> **TASK DETAILS**: What is needed is each line of the data below that holds the string "this".

[Element data from apps and pages]
>>>>

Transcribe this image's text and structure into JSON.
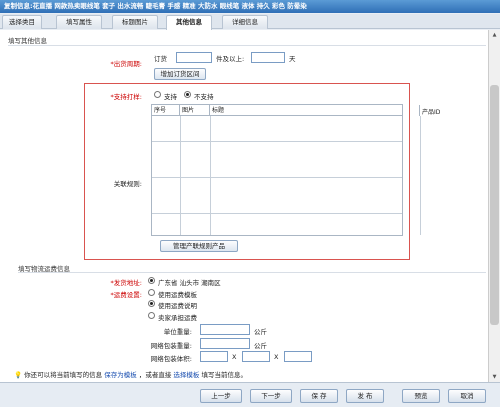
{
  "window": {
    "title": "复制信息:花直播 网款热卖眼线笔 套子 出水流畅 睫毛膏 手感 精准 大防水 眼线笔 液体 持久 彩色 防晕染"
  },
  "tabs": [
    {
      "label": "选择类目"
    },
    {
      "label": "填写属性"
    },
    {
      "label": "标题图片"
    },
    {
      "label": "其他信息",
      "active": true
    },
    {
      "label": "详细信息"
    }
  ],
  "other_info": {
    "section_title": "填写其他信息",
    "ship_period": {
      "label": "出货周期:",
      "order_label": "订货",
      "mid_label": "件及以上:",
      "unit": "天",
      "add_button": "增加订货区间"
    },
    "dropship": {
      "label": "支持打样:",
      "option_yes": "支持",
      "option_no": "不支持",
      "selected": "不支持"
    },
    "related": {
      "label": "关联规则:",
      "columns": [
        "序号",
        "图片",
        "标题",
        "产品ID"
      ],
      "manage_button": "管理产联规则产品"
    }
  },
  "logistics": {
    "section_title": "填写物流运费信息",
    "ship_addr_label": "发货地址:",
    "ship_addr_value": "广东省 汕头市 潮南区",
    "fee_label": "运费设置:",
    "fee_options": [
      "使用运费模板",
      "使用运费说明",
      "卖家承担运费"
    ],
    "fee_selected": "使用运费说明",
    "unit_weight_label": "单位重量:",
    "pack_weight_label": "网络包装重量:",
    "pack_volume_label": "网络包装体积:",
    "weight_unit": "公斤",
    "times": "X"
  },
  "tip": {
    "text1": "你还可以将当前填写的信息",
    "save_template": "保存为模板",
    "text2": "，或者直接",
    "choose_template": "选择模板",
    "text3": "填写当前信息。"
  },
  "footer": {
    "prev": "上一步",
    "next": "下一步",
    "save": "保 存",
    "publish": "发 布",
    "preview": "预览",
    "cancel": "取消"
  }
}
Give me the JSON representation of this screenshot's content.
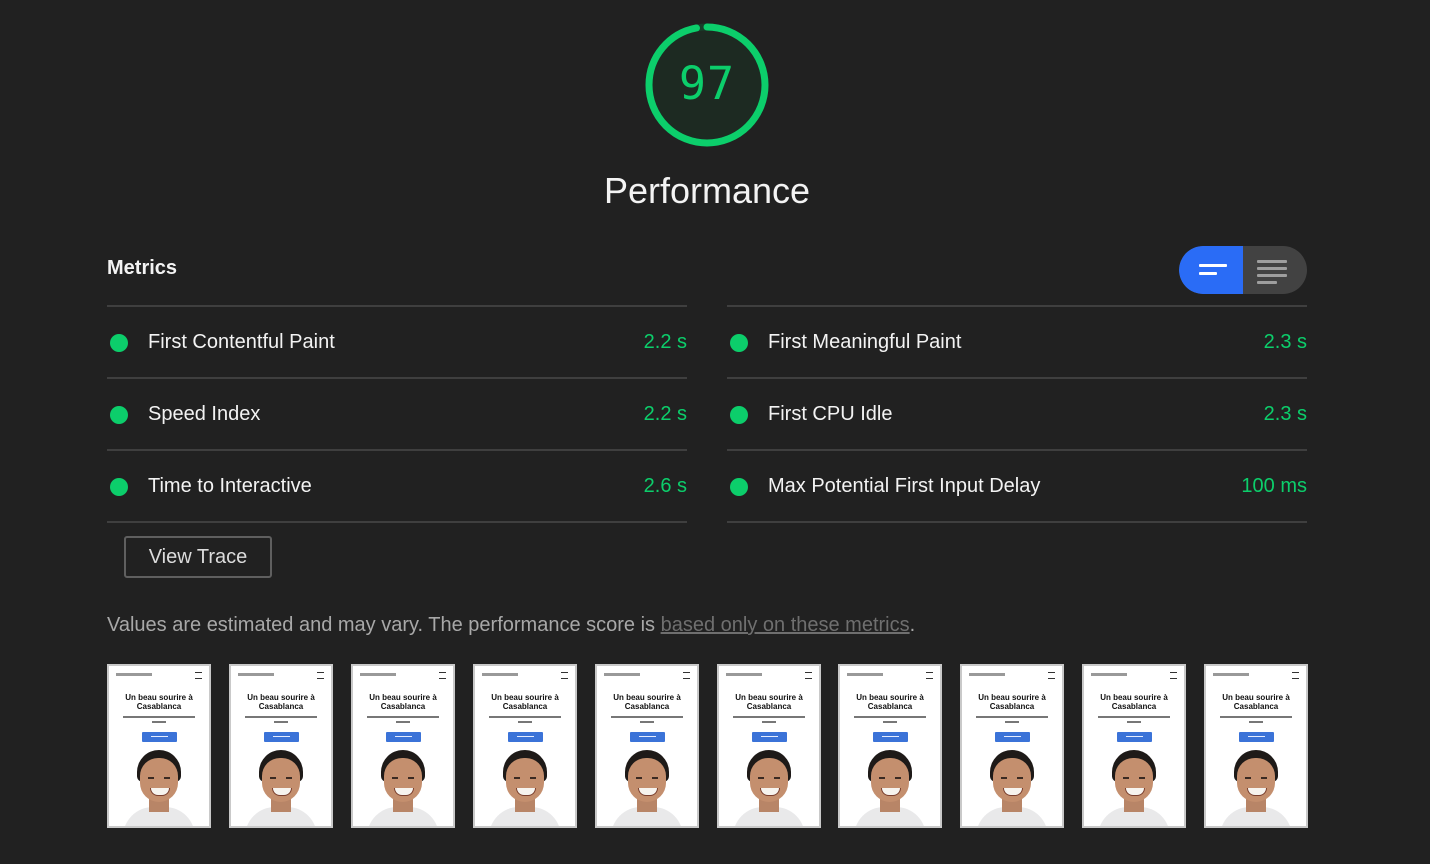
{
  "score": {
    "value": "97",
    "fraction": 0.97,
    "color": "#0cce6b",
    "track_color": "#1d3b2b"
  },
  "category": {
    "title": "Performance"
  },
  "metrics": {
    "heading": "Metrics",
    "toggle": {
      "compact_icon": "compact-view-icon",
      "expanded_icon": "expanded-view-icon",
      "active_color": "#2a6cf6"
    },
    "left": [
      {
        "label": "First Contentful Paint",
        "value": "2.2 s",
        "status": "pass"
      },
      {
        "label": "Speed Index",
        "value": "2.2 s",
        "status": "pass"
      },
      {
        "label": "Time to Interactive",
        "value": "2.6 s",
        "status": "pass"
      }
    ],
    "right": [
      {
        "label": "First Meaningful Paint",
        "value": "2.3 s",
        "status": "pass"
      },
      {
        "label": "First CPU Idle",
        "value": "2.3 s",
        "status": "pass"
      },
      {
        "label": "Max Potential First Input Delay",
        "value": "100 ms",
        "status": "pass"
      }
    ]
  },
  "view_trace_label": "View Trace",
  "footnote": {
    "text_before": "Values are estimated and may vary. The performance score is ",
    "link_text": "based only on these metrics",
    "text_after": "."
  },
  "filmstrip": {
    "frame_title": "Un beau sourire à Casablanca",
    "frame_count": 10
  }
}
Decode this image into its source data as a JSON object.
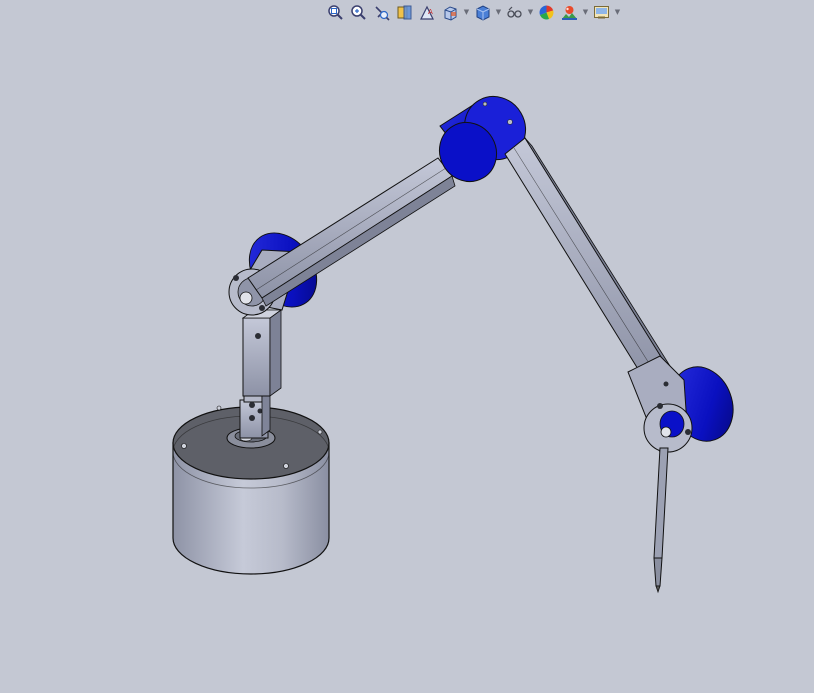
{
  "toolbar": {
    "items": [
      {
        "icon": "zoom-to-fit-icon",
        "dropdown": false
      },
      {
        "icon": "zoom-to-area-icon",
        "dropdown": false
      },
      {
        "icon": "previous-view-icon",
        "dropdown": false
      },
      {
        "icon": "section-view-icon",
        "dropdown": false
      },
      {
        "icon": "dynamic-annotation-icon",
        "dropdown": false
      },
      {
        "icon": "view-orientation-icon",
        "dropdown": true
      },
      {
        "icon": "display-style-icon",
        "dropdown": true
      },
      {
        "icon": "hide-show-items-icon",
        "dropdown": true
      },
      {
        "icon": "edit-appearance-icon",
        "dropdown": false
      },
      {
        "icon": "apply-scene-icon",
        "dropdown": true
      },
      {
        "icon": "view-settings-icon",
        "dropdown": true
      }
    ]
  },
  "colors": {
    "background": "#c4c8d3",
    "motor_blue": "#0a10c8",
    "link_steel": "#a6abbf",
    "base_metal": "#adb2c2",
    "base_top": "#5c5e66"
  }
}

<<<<

> **TASK RESULT**:
Transcribe this image's text and structure into JSON.
Give me the JSON representation of this screenshot's content.
Decode this image into its source data as a JSON object.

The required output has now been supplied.